(ASSIGNMENT) Every line of the material that mentions the word "percentage" should be copied out.
----
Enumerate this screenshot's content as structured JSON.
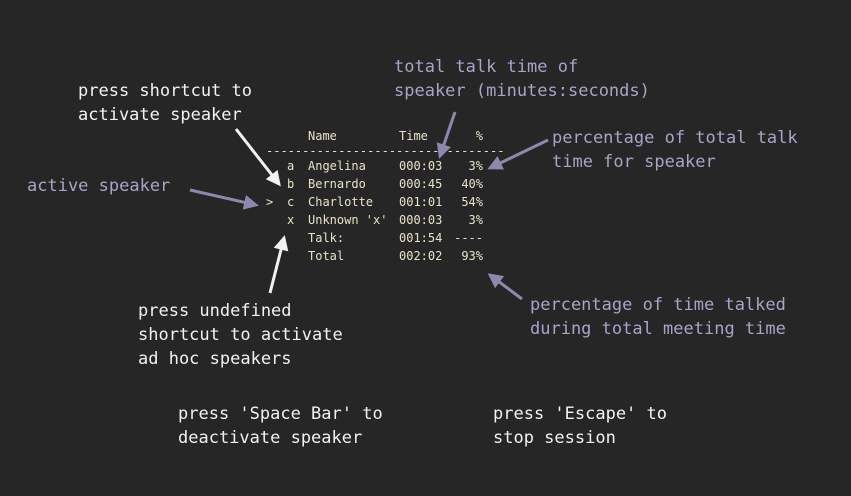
{
  "annotations": {
    "press_shortcut": "press shortcut to\nactivate speaker",
    "total_talk_time": "total talk time of\nspeaker (minutes:seconds)",
    "percentage_total": "percentage of total talk\ntime for speaker",
    "active_speaker": "active speaker",
    "press_undefined": "press undefined\nshortcut to activate\nad hoc speakers",
    "percentage_meeting": "percentage of time talked\nduring total meeting time",
    "press_space": "press 'Space Bar' to\ndeactivate speaker",
    "press_escape": "press 'Escape' to\nstop session"
  },
  "table": {
    "headers": {
      "name": "Name",
      "time": "Time",
      "pct": "%"
    },
    "rule": "---------------------------------",
    "rows": [
      {
        "marker": "",
        "key": "a",
        "name": "Angelina",
        "time": "000:03",
        "pct": "3%"
      },
      {
        "marker": "",
        "key": "b",
        "name": "Bernardo",
        "time": "000:45",
        "pct": "40%"
      },
      {
        "marker": ">",
        "key": "c",
        "name": "Charlotte",
        "time": "001:01",
        "pct": "54%"
      },
      {
        "marker": "",
        "key": "x",
        "name": "Unknown 'x'",
        "time": "000:03",
        "pct": "3%"
      },
      {
        "marker": "",
        "key": "",
        "name": "Talk:",
        "time": "001:54",
        "pct": "----"
      },
      {
        "marker": "",
        "key": "",
        "name": "Total",
        "time": "002:02",
        "pct": "93%"
      }
    ]
  },
  "colors": {
    "background": "#262626",
    "white_text": "#f2f2f2",
    "lavender_text": "#a8a4c8",
    "terminal_text": "#e9e3c8"
  }
}
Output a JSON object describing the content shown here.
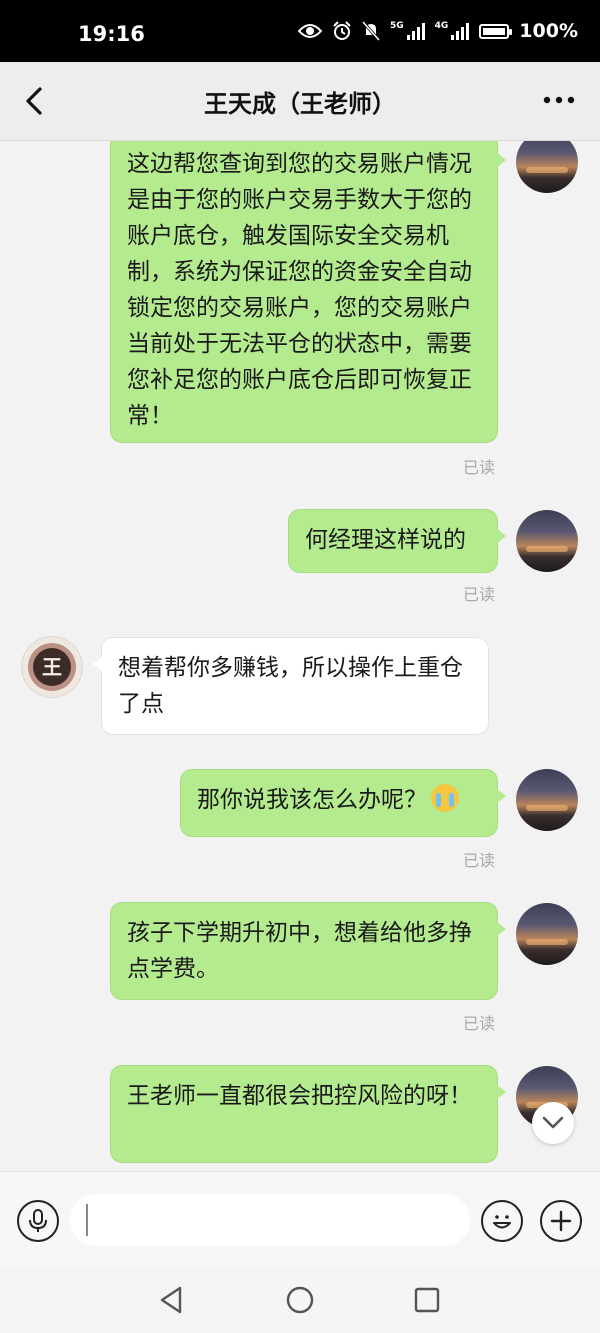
{
  "status_bar": {
    "time": "19:16",
    "network_1": "5G",
    "network_2": "4G",
    "battery": "100%",
    "icons": [
      "eye-icon",
      "alarm-icon",
      "mute-icon",
      "signal-icon",
      "battery-icon"
    ]
  },
  "header": {
    "title": "王天成（王老师）",
    "back_icon": "chevron-left-icon",
    "more_icon": "more-dots-icon"
  },
  "messages": [
    {
      "sender": "me",
      "text": "这边帮您查询到您的交易账户情况是由于您的账户交易手数大于您的账户底仓，触发国际安全交易机制，系统为保证您的资金安全自动锁定您的交易账户，您的交易账户当前处于无法平仓的状态中，需要您补足您的账户底仓后即可恢复正常！",
      "status": "已读"
    },
    {
      "sender": "me",
      "text": "何经理这样说的",
      "status": "已读"
    },
    {
      "sender": "teacher",
      "text": "想着帮你多赚钱，所以操作上重仓了点",
      "avatar_text": "王"
    },
    {
      "sender": "me",
      "text": "那你说我该怎么办呢？",
      "emoji": "crying-face-icon",
      "status": "已读"
    },
    {
      "sender": "me",
      "text": "孩子下学期升初中，想着给他多挣点学费。",
      "status": "已读"
    },
    {
      "sender": "me",
      "text": "王老师一直都很会把控风险的呀！"
    }
  ],
  "input_bar": {
    "voice_icon": "microphone-icon",
    "emoji_icon": "emoji-icon",
    "plus_icon": "plus-icon",
    "placeholder": ""
  },
  "colors": {
    "my_bubble": "#b5eb8f",
    "their_bubble": "#ffffff",
    "background": "#ededed"
  }
}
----
(WRITTEN ANSWER)
    "percentage_total": "percentage of total talk\ntime for speaker",
    "percentage_meeting": "percentage of time talked\nduring total meeting time",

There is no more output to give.